WHAT TO DO:
What lines below contain the word "icon"? Please pull each one out.
(Beginning of GIVEN RECORDS)
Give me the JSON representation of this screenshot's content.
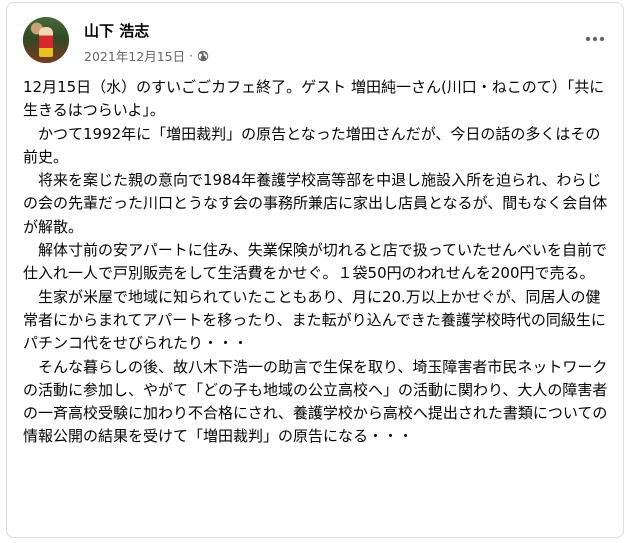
{
  "post": {
    "author_name": "山下 浩志",
    "date": "2021年12月15日",
    "separator": "·",
    "privacy_icon": "globe-icon",
    "more_icon": "more-horizontal-icon",
    "paragraphs": [
      "12月15日（水）のすいごごカフェ終了。ゲスト 増田純一さん(川口・ねこのて）「共に生きるはつらいよ」。",
      "　かつて1992年に「増田裁判」の原告となった増田さんだが、今日の話の多くはその前史。",
      "　将来を案じた親の意向で1984年養護学校高等部を中退し施設入所を迫られ、わらじの会の先輩だった川口とうなす会の事務所兼店に家出し店員となるが、間もなく会自体が解散。",
      "　解体寸前の安アパートに住み、失業保険が切れると店で扱っていたせんべいを自前で仕入れ一人で戸別販売をして生活費をかせぐ。１袋50円のわれせんを200円で売る。",
      "　生家が米屋で地域に知られていたこともあり、月に20.万以上かせぐが、同居人の健常者にからまれてアパートを移ったり、また転がり込んできた養護学校時代の同級生にパチンコ代をせびられたり・・・",
      "　そんな暮らしの後、故八木下浩一の助言で生保を取り、埼玉障害者市民ネットワークの活動に参加し、やがて「どの子も地域の公立高校へ」の活動に関わり、大人の障害者の一斉高校受験に加わり不合格にされ、養護学校から高校へ提出された書類についての情報公開の結果を受けて「増田裁判」の原告になる・・・"
    ]
  },
  "colors": {
    "text_primary": "#050505",
    "text_secondary": "#65676b",
    "border": "#dadde1",
    "background": "#ffffff"
  }
}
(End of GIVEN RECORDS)
RESULT OF THIS EXERCISE:
    "privacy_icon": "globe-icon",
    "more_icon": "more-horizontal-icon",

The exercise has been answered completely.